Wharton and others are following the potential for pooled or batch testing, a more cost-effective but less precise method. In batch testing, every player for a team would submit a sample — ideally, blood — that is combined, and all the samples are tested at once. The result would tell officials whether there were any infected athletes on a team and could be useful as a pregame test.
Jay Gardiner, commissioner of the Southern Athletic Association, a Division III conference based in Atlanta, said he is also following the developmental use of batch testing while discussing potential modifications to other sports to reduce the risk of infection during competition.
Among the potential changes, Gardiner said, are referees with mechanical whistles that don’t require blowing, eliminating faceoffs in lacrosse and disinfecting balls in all sports routinely throughout competition.
“I don’t feel like I’m a commissioner right now for anything other than covid-19,” Gardiner said.
When asked about the decisions at Morehouse and other schools that already have canceled fall sports, Gardiner and others said they felt it was too early to make a decision and mentioned potential advances in testing. They also cited the possibility of positive cases in certain regions subsiding enough by September to play sports more safely.
“I respect anyone’s opinion erring on the side of safety … but this is a thing that’s new, and I think it’s still early to make decisions about canceling seasons,” said Jim Schaus, commissioner of the Southern Conference, whose 10 schools spread across the Southeast compete in Division I.
But just as an improving coronavirus picture in the United States could raise the possibility of fall sports, a worsening situation could make playing sports even more difficult, officials acknowledged.
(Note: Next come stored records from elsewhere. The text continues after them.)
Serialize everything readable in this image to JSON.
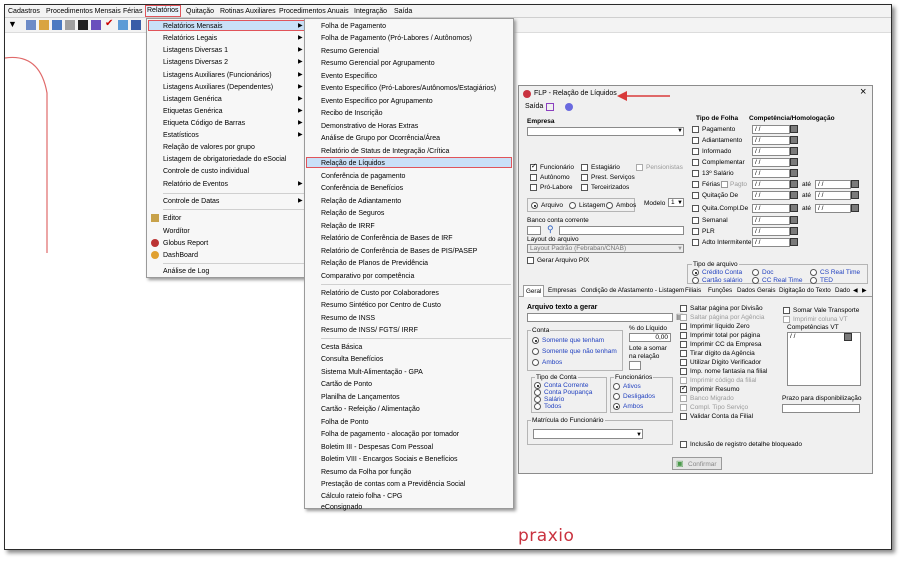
{
  "menubar": {
    "items": [
      "Cadastros",
      "Procedimentos Mensais",
      "Férias",
      "Relatórios",
      "Quitação",
      "Rotinas Auxiliares",
      "Procedimentos Anuais",
      "Integração",
      "Saída"
    ]
  },
  "reports_menu": {
    "items": [
      "Relatórios Mensais",
      "Relatórios Legais",
      "Listagens Diversas 1",
      "Listagens Diversas 2",
      "Listagens Auxiliares (Funcionários)",
      "Listagens Auxiliares (Dependentes)",
      "Listagem Genérica",
      "Etiquetas Genérica",
      "Etiqueta Código de Barras",
      "Estatísticos",
      "Relação de valores por grupo",
      "Listagem de obrigatoriedade do eSocial",
      "Controle de custo individual",
      "Relatório de Eventos",
      "Controle de Datas",
      "Editor",
      "Wordítor",
      "Globus Report",
      "DashBoard",
      "Análise de Log"
    ]
  },
  "monthly_menu": {
    "items": [
      "Folha de Pagamento",
      "Folha de Pagamento (Pró-Labores / Autônomos)",
      "Resumo Gerencial",
      "Resumo Gerencial por Agrupamento",
      "Evento Específico",
      "Evento Específico (Pró-Labores/Autônomos/Estagiários)",
      "Evento Específico por Agrupamento",
      "Recibo de Inscrição",
      "Demonstrativo de Horas Extras",
      "Análise de Grupo por Ocorrência/Área",
      "Relatório de Status de Integração /Crítica",
      "Relação de Líquidos",
      "Conferência de pagamento",
      "Conferência de Benefícios",
      "Relação de Adiantamento",
      "Relação de Seguros",
      "Relação de IRRF",
      "Relatório de Conferência de Bases de IRF",
      "Relatório de Conferência de Bases de PIS/PASEP",
      "Relação de Planos de Previdência",
      "Comparativo por competência",
      "Relatório de Custo por Colaboradores",
      "Resumo Sintético por Centro de Custo",
      "Resumo de INSS",
      "Resumo de INSS/ FGTS/ IRRF",
      "Cesta Básica",
      "Consulta Benefícios",
      "Sistema Mult-Alimentação - GPA",
      "Cartão de Ponto",
      "Planilha de Lançamentos",
      "Cartão - Refeição / Alimentação",
      "Folha de Ponto",
      "Folha de pagamento - alocação por tomador",
      "Boletim III - Despesas Com Pessoal",
      "Boletim VIII - Encargos Sociais e Benefícios",
      "Resumo da Folha por função",
      "Prestação de contas com a Previdência Social",
      "Cálculo rateio folha - CPG",
      "eConsignado"
    ]
  },
  "dialog": {
    "title": "FLP - Relação de Líquidos",
    "close": "×",
    "menu_exit": "Saída",
    "empresa_label": "Empresa",
    "tipo_folha_label": "Tipo de Folha",
    "competencia_label": "Competência/Homologação",
    "folha_tipos": [
      "Pagamento",
      "Adiantamento",
      "Informado",
      "Complementar",
      "13º Salário",
      "Férias",
      "Quitação De",
      "Quita.Compl.De",
      "Semanal",
      "PLR",
      "Adto Intermitente"
    ],
    "pagto_label": "Pagto",
    "ate_label": "até",
    "date_placeholder": "/ /",
    "vinculos": [
      "Funcionário",
      "Autônomo",
      "Pró-Labore",
      "Estagiário",
      "Prest. Serviços",
      "Terceirizados",
      "Pensionistas"
    ],
    "destino": [
      "Arquivo",
      "Listagem",
      "Ambos"
    ],
    "modelo_label": "Modelo",
    "modelo_value": "1",
    "banco_label": "Banco conta corrente",
    "layout_label": "Layout do arquivo",
    "layout_value": "Layout Padrão (Febraban/CNAB)",
    "gerar_pix": "Gerar Arquivo PIX",
    "tipo_arquivo_label": "Tipo de arquivo",
    "tipo_arquivo": [
      "Crédito Conta",
      "Cartão salário",
      "Doc",
      "CC Real Time",
      "CS Real Time",
      "TED"
    ],
    "tabs": [
      "Geral",
      "Empresas",
      "Condição de Afastamento - Listagem",
      "Filiais",
      "Funções",
      "Dados Gerais",
      "Digitação do Texto",
      "Dado"
    ],
    "arquivo_texto_label": "Arquivo texto a gerar",
    "conta_label": "Conta",
    "conta_opts": [
      "Somente que tenham",
      "Somente que não tenham",
      "Ambos"
    ],
    "pct_liquido_label": "% do Líquido",
    "pct_liquido_value": "0,00",
    "lote_label": "Lote a somar na relação",
    "tipo_conta_label": "Tipo de Conta",
    "tipo_conta_opts": [
      "Conta Corrente",
      "Conta Poupança",
      "Salário",
      "Todos"
    ],
    "funcionarios_label": "Funcionários",
    "funcionarios_opts": [
      "Ativos",
      "Desligados",
      "Ambos"
    ],
    "matricula_label": "Matrícula do Funcionário",
    "options_mid": [
      "Saltar página por Divisão",
      "Saltar página por Agência",
      "Imprimir líquido Zero",
      "Imprimir total por página",
      "Imprimir CC da Empresa",
      "Tirar dígito da Agência",
      "Utilizar Dígito Verificador",
      "Imp. nome fantasia na filial",
      "Imprimir código da filial",
      "Imprimir Resumo",
      "Banco Migrado",
      "Compl. Tipo Serviço",
      "Validar Conta da Filial"
    ],
    "options_right": [
      "Somar Vale Transporte",
      "Imprimir coluna VT"
    ],
    "competencias_vt_label": "Competências VT",
    "prazo_label": "Prazo para disponibilização",
    "inclusao_label": "Inclusão de registro detalhe bloqueado",
    "confirmar": "Confirmar"
  },
  "brand": "praxio",
  "colors": {
    "accent_red": "#e0545a",
    "highlight": "#c9e0f7",
    "brand": "#c9323f",
    "radio_blue": "#1f3fbf"
  }
}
Rising caseloads in some parts of the country are straining the supply of coronavirus testing materials, raising the possibility that even some schools that can afford weekly testing won’t be able to acquire enough tests.
As athletes returned to some campuses in recent weeks, the potential difficulties of getting college players to follow strict distancing requirements also became clear.
At Chattanooga, Wharton said, all returning athletes were tested when they returned to campus, then told to self-quarantine for up to two days until results came back. About a dozen football players ignored the request and held an informal practice together, running routes and some offensive plays. When the results came back, one of the players tested positive. All of them are now in mandatory quarantine, awaiting the results of another round of tests.
“I don’t think any athletic director or football coach in the country is sleeping very well right now,” Wharton said.